Basically, from all my time spent in little academic offices (naturally, my editor called when I was in my own little academic office), I’ve become a masochist. Â Seriously. Â I was so thrilled to open up my copyedited manuscript of Tempest Rising and see a flood of red. Â The manuscript was inundated with little squiggly red lines. Â Talk about cuneiform . . . But I couldn’t have been happier. Â And I was much, much happier than if I’d been handed back clean sheets of paper. Â As it stands, the book is 338 pages right now, with all the extra stuff. Â Anyone, no matter howÂ grammaticallyÂ gifted, will make mistakes in 338 pages.
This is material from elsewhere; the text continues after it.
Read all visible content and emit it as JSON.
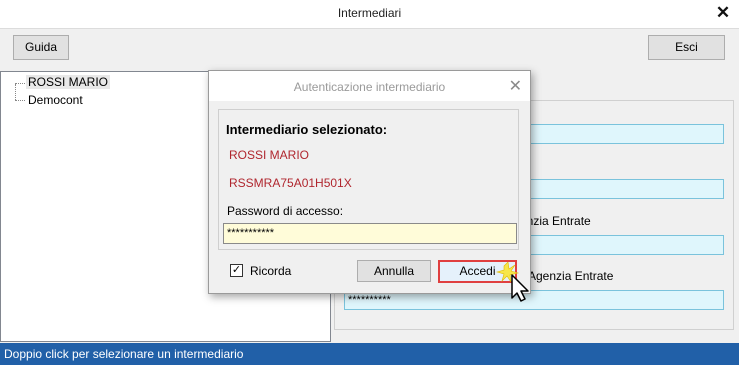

Â And I am not that gifted. Â So when I saw loads of red, I did have that same initial reaction of shame and terror. Â Then I shook it off, looking through what the copyeditor had done, and I wanted to make out with her. Â She’s a genius. Â She read my work so carefully, and caught so many things. Â I want to fall at her feet and promise her my unborn children. Â
And that’s how I felt after I talked to Devi. Â After I shake off that first hot flush of disappointment in myself, I get soooo into it. Â And then I think how lucky I am to have such a good editor who cares about Jane as much as I do and doesn’t want to see me fuck up her story. Â Better than that, my editor’s not afraid to articulate exactly where I went wrong. Â Just like my supervisors at the University of Edinburgh, she says, “Now, I want you to know that there was a lot here that was good, and I liked it. Â BUT . . .” and then she proceeds to shred it like lettuce. Â And I take every glorious blow as if they were rained down from heaven.
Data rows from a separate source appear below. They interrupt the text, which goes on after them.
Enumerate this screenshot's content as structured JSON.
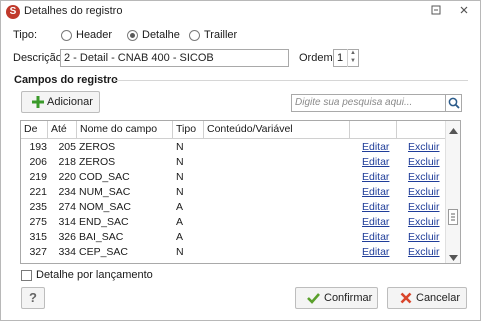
{
  "window": {
    "title": "Detalhes do registro",
    "app_icon_glyph": "S"
  },
  "tipo": {
    "label": "Tipo:",
    "options": [
      "Header",
      "Detalhe",
      "Trailler"
    ],
    "selected": "Detalhe"
  },
  "descricao": {
    "label": "Descrição:",
    "value": "2 - Detail - CNAB 400 - SICOB"
  },
  "ordem": {
    "label": "Ordem:",
    "value": "1"
  },
  "campos": {
    "title": "Campos do registro",
    "add_button": "Adicionar",
    "search_placeholder": "Digite sua pesquisa aqui...",
    "columns": [
      "De",
      "Até",
      "Nome do campo",
      "Tipo",
      "Conteúdo/Variável"
    ],
    "rows": [
      {
        "de": "193",
        "ate": "205",
        "nome": "ZEROS",
        "tipo": "N",
        "conteudo": "",
        "edit": "Editar",
        "delete": "Excluir"
      },
      {
        "de": "206",
        "ate": "218",
        "nome": "ZEROS",
        "tipo": "N",
        "conteudo": "",
        "edit": "Editar",
        "delete": "Excluir"
      },
      {
        "de": "219",
        "ate": "220",
        "nome": "COD_SAC",
        "tipo": "N",
        "conteudo": "",
        "edit": "Editar",
        "delete": "Excluir"
      },
      {
        "de": "221",
        "ate": "234",
        "nome": "NUM_SAC",
        "tipo": "N",
        "conteudo": "",
        "edit": "Editar",
        "delete": "Excluir"
      },
      {
        "de": "235",
        "ate": "274",
        "nome": "NOM_SAC",
        "tipo": "A",
        "conteudo": "",
        "edit": "Editar",
        "delete": "Excluir"
      },
      {
        "de": "275",
        "ate": "314",
        "nome": "END_SAC",
        "tipo": "A",
        "conteudo": "",
        "edit": "Editar",
        "delete": "Excluir"
      },
      {
        "de": "315",
        "ate": "326",
        "nome": "BAI_SAC",
        "tipo": "A",
        "conteudo": "",
        "edit": "Editar",
        "delete": "Excluir"
      },
      {
        "de": "327",
        "ate": "334",
        "nome": "CEP_SAC",
        "tipo": "N",
        "conteudo": "",
        "edit": "Editar",
        "delete": "Excluir"
      }
    ]
  },
  "detalhe_por_lancamento": {
    "label": "Detalhe por lançamento",
    "checked": false
  },
  "footer": {
    "help": "?",
    "confirm": "Confirmar",
    "cancel": "Cancelar"
  },
  "colors": {
    "link": "#1f3d99",
    "add_icon": "#3a9a2a",
    "confirm_icon": "#5aa02c",
    "cancel_icon": "#d9452b",
    "app_icon": "#c0392b"
  }
}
Because readers are going to do far worse. Â They don’t have an investment in me, they don’t want to see me succeed. Â They’re certainly not my enemies, but neither do I have them in my contact’s list. Â When they say, “I thought Jane did this or that,” and I meant for Jane to have done something entirely different, I can’t call them or email them and explain what IÂ reallyÂ meant to write. Â What’s on the page is all the reader has to go by, and if I have screwed up somewhere, and not explained something correctly, or let something slide that’s important to the development of the plot or the characters, I have failed. Â Not the reader. Â Me.
It’s my responsibility to create a coherent story. Â It’s my responsibility to anticipate reader reactions and to recognize weak links where they threaten to break everything apart. Â It’s myÂ responsibilityÂ to take the reader by the hand and guide him or her through the world of Tempest Rising. Â Â
So when I feel that agonizing feeling of failure, the reason it’s instantaneous and not debilitating is that I know, from years of experience gettingÂ pummeledÂ by the powers that be, that these are the questions that strengthen my writing. Â I recognize that I am lucky to have people who care enough about me and Jane to invest themselves in my imagination. Â I can’t add a disclaimer to the front of a book, reading, “Dear Sir or Madame: Please shut off your brain while you read this and accept everything I say.” Â Readers will question, readers will recognize weakness, and readers will react to that weakness. Â I’m a reader, too. Â Moreover, I’m a reader who makes a living reacting to the weaknesses and strengths of writers a hell of a lot more talented and intelligent than I am.
So I need all the help I can get. Â And that’s what my editor, my agent, my Alpha Team, my copyeditor (whoever you are), and everyone else who takes a divot out of Tempest Rising does . . . they help me. Â And I want to thank them, with all my heart. Â And I know Jane thanks you, too. Â She’s lucky to have all of you.